    Probate confirms the Last Will of the deceased person, and grants the executor the right to administer the estate of the deceased person.  

    Bank First may require a Probate be produced in order to close the deceased’s bank accounts and release the funds held in those accounts in accordance with the executor’s instructions. 

  • This is a person who you appoint to be legally responsible and care for any children. The guardian will take control of the important decisions about a child’s welfare including who will care for them, their education and where they will live.

    You are also able to appoint a guardian for a person who is incapable of making decision in regards to their living arrangements and personal health due to a mental incapacity/disability.

    An application is made to a court in the relevant state for a guardianship order to be made. 

  • This term applies when a person dies without executing a Will. In this situation, the law determines who receives the assets of the deceased person’s estate. 

  • This describes a form of ownership. If you own property as a joint tenant with another person, you own the property equally with the other person. When a joint tenant dies, that person’s share of the property passes to the surviving joint tenant. 

  • Letters of Administration are obtained where a person dies intestate. The legislation in each state determines who the person (or people) are who can administer the estate of the deceased person.

    That person then applies for a document called “Letters of Administration” through the relevant state court. 

  • Bank First is required to verify any individual’s identity prior to providing access to products and services. This form must be completed if you are unable to attend one of our branches in person. 

  • A testamentary trust is a trust created by a Will and arises on the death of the testator. 

Frequently asked questions

You may have questions along the way. We have summarised the most frequently asked questions with responses.

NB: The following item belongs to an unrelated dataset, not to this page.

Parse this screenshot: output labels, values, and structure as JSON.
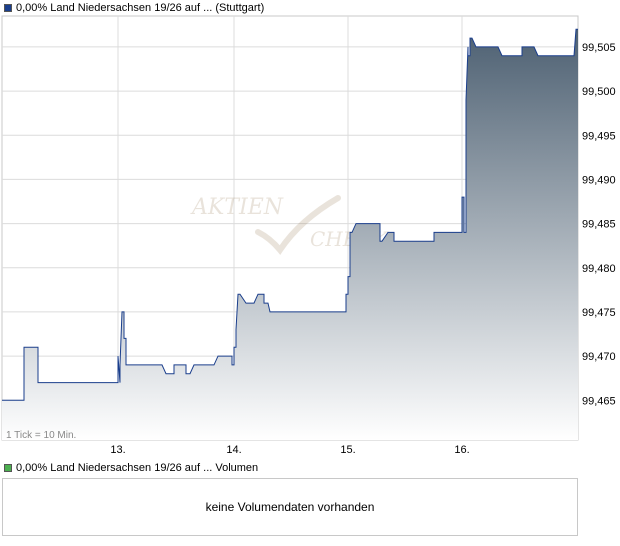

If your question isn’t listed and you need help or if you are having difficulty with any part of this process, please don’t hesitate to contact our team on 1300 654 822

  • No. Once we are notified of a person’s passing, we are required to remove all third party access to the accounts, including signatories and attorneys.

    The deceased’s account then become the responsibility of the executor for their estate. 

  • Funds can be transferred into an Estate Account or a solicitor acting on behalf of the Estate. In order to open an Estate Account with Bank First, a Grant of Probate is required. 

  • For savings and transactions accounts, the funds generally will not form part of the estate – depending on how your account is set up we will either leave the account open and remove the deceased person’s name from the account or establish new accounts in the surviving parties name only. 

  • Joint Credit Cards and Personal Loans become the responsibility of the surviving account holder. 

    Any home loans in the name of the deceased person will be considered in the finalization of the Estate; we cannot change the names listed on the loan or the title. 

    The Executor may consider selling the property or refinancing the home loan. If it’s a joint loan, the surviving Member can lodge a survivorship application to have the title changed into their name only. 

  • Yes, provide us with an invoice and assuming there are sufficient funds available we can pay the funeral home. 

  • Our Customer Care Team will work with you in the case of any financial difficulty. This team can be contacted on 1300 654 822

  • Yes, you can continue to utilise your joint account in the short term. When you are ready, we can remove the deceased’s name from the account

  • Our Customer Care Team will work with you in the case of any financial difficulty. This team can be contacted on 1300 654 822

Important Information

This information does not take into account your objectives, financial situation or needs. Therefore, you should firstly consider the appropriateness of this information and refer to the Terms and Conditions or the relevant Product Disclosure Statement (PDS) before acquiring a product.